The Caribbean is seen as this place of paradise for visitors to come and frolic for a period of time and then return to their lives. The truth is that many people that live on these islands have never experienced the tourist attractions for the islands they live on. Underneath all the sunny days and rolling seas lies everyday people with thriving cultures built on independence from colonialism. The underlying social impact is slowly rising to the surface with the rise of mental health problems in the Caribbean.
Photo courtesy of Keyanvibe.com
The Ryan Coogler film, Black Panther, has been breaking records and making waves in the media. A Marvel Entertainment big budget superhero movie that is set squarely in the Marvel cinematic universe (Black Panther is an Avenger) but has become a movement all its own. As a movie buff and a big superhero fan, the excitement and anticipation for that movie was so inspiring to watch, and just plain fun to be a part of.
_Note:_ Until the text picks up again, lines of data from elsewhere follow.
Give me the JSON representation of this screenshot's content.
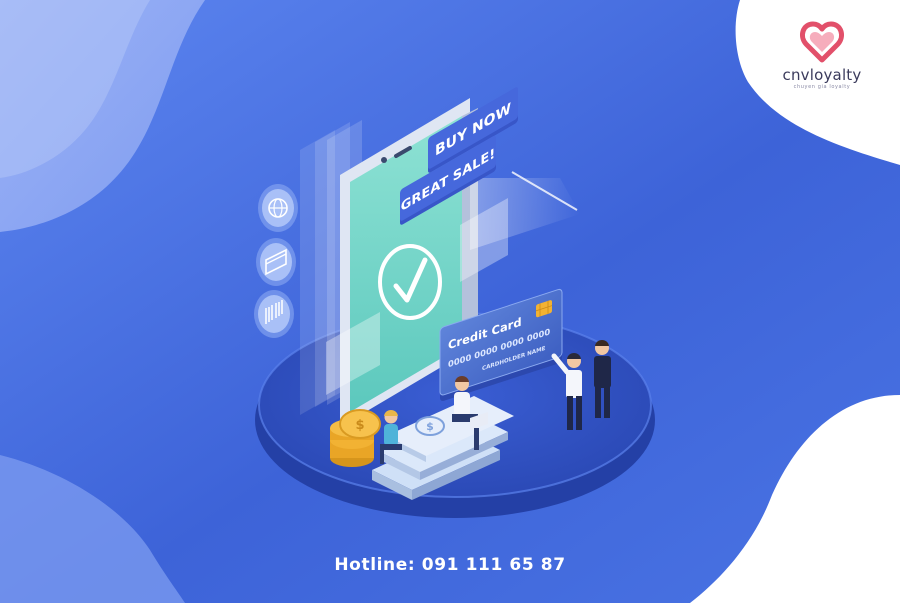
{
  "brand": {
    "name": "cnvloyalty",
    "tagline": "chuyen gia loyalty",
    "logo_icon": "heart-logo-icon",
    "accent_color": "#e2506a"
  },
  "illustration": {
    "buy_now_label": "BUY NOW",
    "great_sale_label": "GREAT SALE!",
    "card_title": "Credit Card",
    "card_number": "0000 0000 0000 0000",
    "card_holder": "CARDHOLDER NAME",
    "side_icons": [
      "globe-icon",
      "credit-card-icon",
      "barcode-icon"
    ],
    "center_icon": "check-icon",
    "colors": {
      "background": "#4a72e0",
      "platform": "#2f4fc0",
      "phone_screen": "#74d6c6",
      "coin": "#f2b233"
    }
  },
  "footer": {
    "hotline": "Hotline: 091 111 65 87"
  }
}
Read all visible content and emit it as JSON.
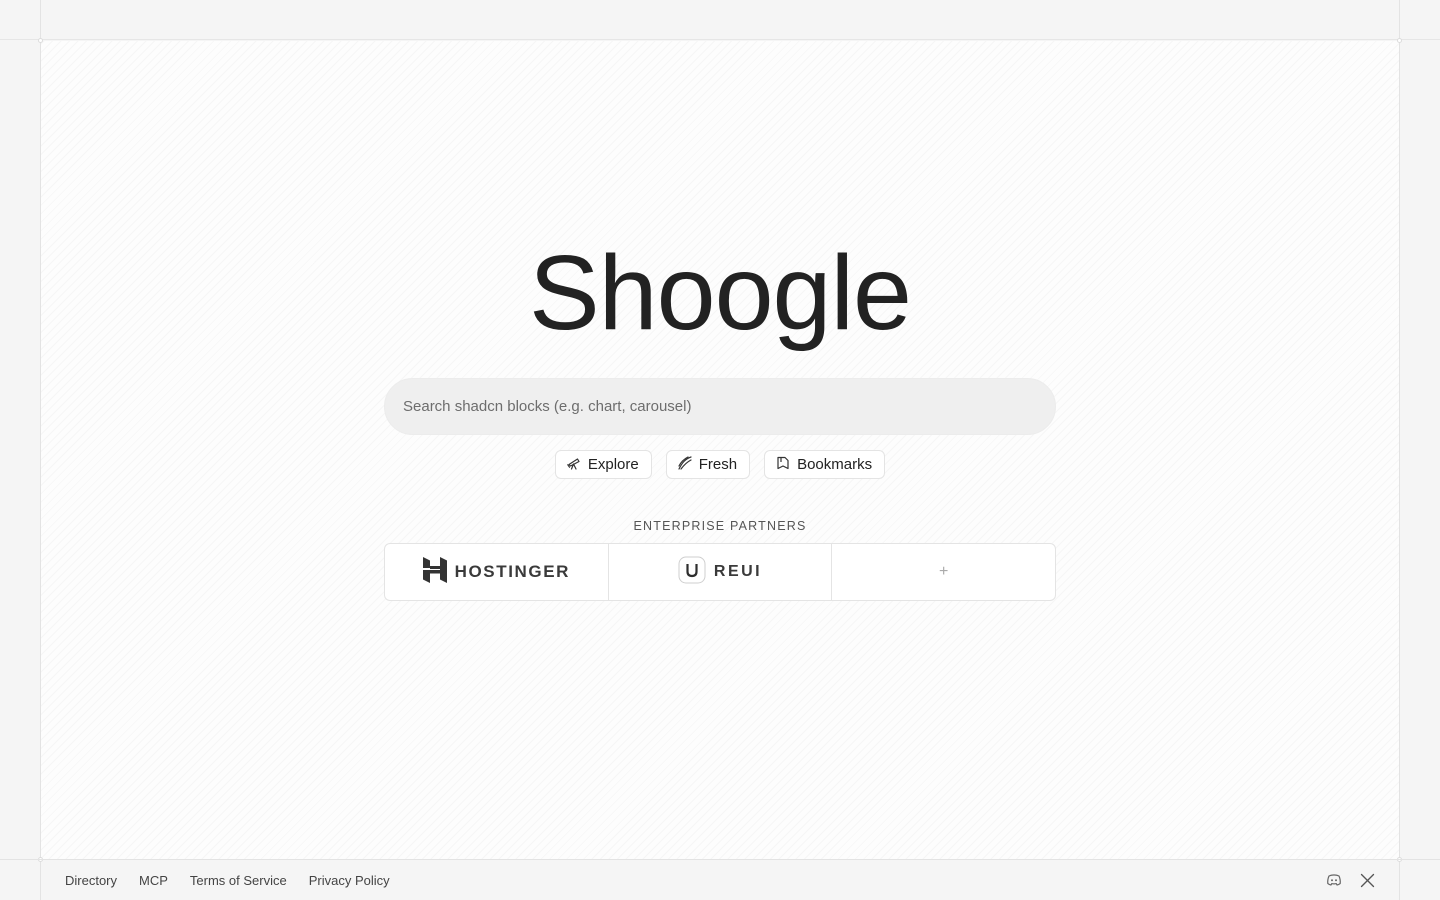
{
  "logo": {
    "text": "Shoogle"
  },
  "search": {
    "placeholder": "Search shadcn blocks (e.g. chart, carousel)",
    "value": ""
  },
  "chips": [
    {
      "label": "Explore",
      "icon": "telescope-icon"
    },
    {
      "label": "Fresh",
      "icon": "sparkle-icon"
    },
    {
      "label": "Bookmarks",
      "icon": "bookmark-icon"
    }
  ],
  "partners": {
    "title": "ENTERPRISE PARTNERS",
    "items": [
      {
        "name": "HOSTINGER",
        "icon": "hostinger-logo-icon"
      },
      {
        "name": "REUI",
        "icon": "reui-logo-icon"
      },
      {
        "name": "+",
        "icon": "plus-icon"
      }
    ]
  },
  "footer": {
    "links": [
      "Directory",
      "MCP",
      "Terms of Service",
      "Privacy Policy"
    ],
    "icons": [
      "discord-icon",
      "x-icon"
    ]
  },
  "colors": {
    "text": "#222222",
    "muted": "#6d6d6d",
    "border": "#e4e4e4",
    "background": "#f5f5f5"
  }
}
The movie sports an almost all black cast, with strong individual characters, and clearly depicts the African continent in all its glory. The movie covers so many different themes from self-identity, power, family, betrayal, forgiveness, tradition, modernism, futurism, politics, and so much more. I saw the movie a few times during opening weekend in different locations and it was interesting to observe the various audience reactions to the movies. In the urban and mixed areas, the reactions to the movies were relaxed, engaging, and responsive throughout the movie. In the suburban area, the audience was reserved and quiet, barely laughing at the jokes.
Photo by Tanja Heffner on Unsplash
“When did you accept your black self? When did you add your blackness into your self-identity?
When did you first acknowledge it? When did you begin to like being a black woman/man?”
I did not always like the fact that I was black. For many of us, accepting our blackness comes with a lot of history and responsibilities? Though, you may not be aware of it, at some point, you had to go through a self-acceptance process to make sense of who you are. I wonder how many people are walking around in their lives and have not experienced this process?
I like the Instagram account of Mental Minute Project (@Mentalminuteproject) who showcases videos about people who are living with mental illnesses. I have noticed that there are a few minorities on the page who have shared their stories, and I wondered why there weren’t more videos from minorities. I am so thankful for those who were brave enough to share their stories. We need more conversations like these within our communities. Thank you to MMP for providing the platform for others to share their stories.
As we prepare for February, the start of Black History Month, I would like us to not only focus and celebrate on those in our community that have come before and paved the way and made monumental changes to our world and culture, but to pay tribute to them and their legacies, by considering how we can add to their legacies, create our own legacies, and build a life that is fulfilling for us and worthy of the sacrifices made for us.
Our history have shown that there is power in us. There is power in our blood, our skin, and our race. But oftentimes, we mistake having power and showing power as the absence of any weakness. This is simply not true. There is strength in recognizing that we need help; there is strength in asking for help when we need it. If we examine some of the influential figures in our culture and history, we recognize that they did not accomplish the things they set out to do alone. They may have been the face of the particular change they affected, but they had a community behind them. Examples of these figures include, Dr. Martin Luther King Jr, whose wife, Mrs. Coretta Scott King was also instrumental in the changes that he made to our world, and President Barack Obama, whose wife, Michelle Obama, was also instrumental in the changes he made to our world. In addition to their partners, there were communities of people behind them that helped to affect the visions that they had for our world. Within their strengths, they recognized that they needed aid to carry out their visions.